I’m a simple guy with a bias toward action, so my inclination is to grab the spoon and get to work, one spoonful at a time, scooping the water out of the pot. It will take some effort, won’t be particularly spectacular, but the job seems clear, the resources limited, and we’re wasting time as long as we aren’t draining the pot. As long as we stick with it, the job will be completed.
While this all seems so very simple, there are alternative leadership approaches.
There are those that would want to do some figurin’ before getting underway. Even though the work seems simple, they want to know more before getting underway. Determine that each spoonful, adjusting for spillage, averages to be about 94% of a tablespoon… determine that there is 2.7 liters of water in the stock pot… do the math… adjust for evaporation… factor in breaks… you get the picture.
A slight twist on the “study it” approach is the “document it” approach by which you simply write up the findings of the “study it” approach and put it on your shelf, bound nicely in a three-ring binder. The satisfaction of filing the report replaces the satisfaction of finishing the job.
If this really needs to be done then there ought to be a better way. Don’t they know that we need more resources than this wooden spoon? If they were serious about getting this work done, they would have given me better tools and more staff.
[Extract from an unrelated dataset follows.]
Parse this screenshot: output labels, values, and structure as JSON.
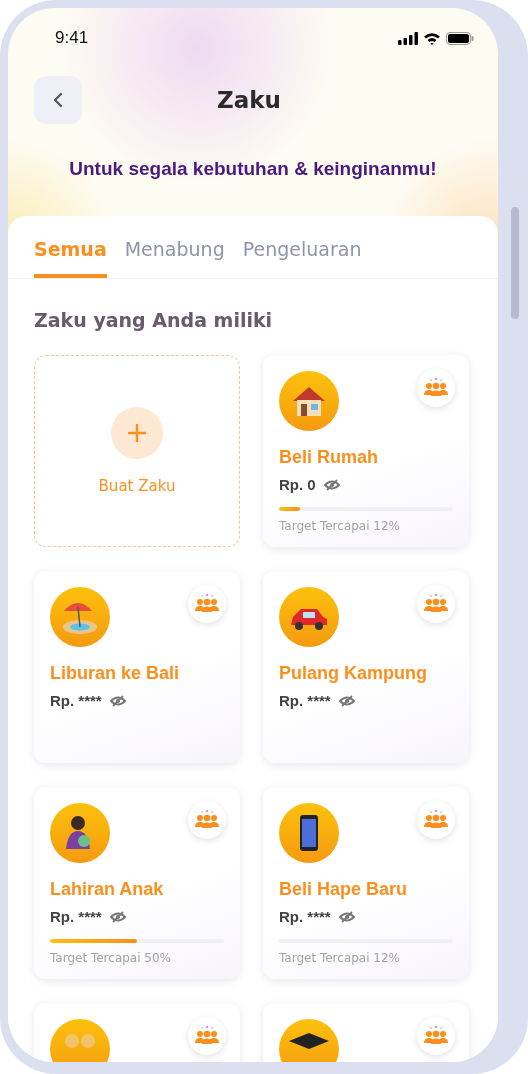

I’m not doing anything until they make this easier.
I have a better idea… a more spectacular idea… an idea that will be far less work and will be seen by all as brilliant. All I need to do is light the wooden spoon on fire, set up the stock pot over the fire, and the water will boil, turn to steam, and “presto.” Of course the fire from the spoon barely warmed the water, let alone brought it to a boil. The fire was spectacular, and it was an amusing idea, but we still have a pot full of water and now we don’t even have the spoon.
Can you think of others?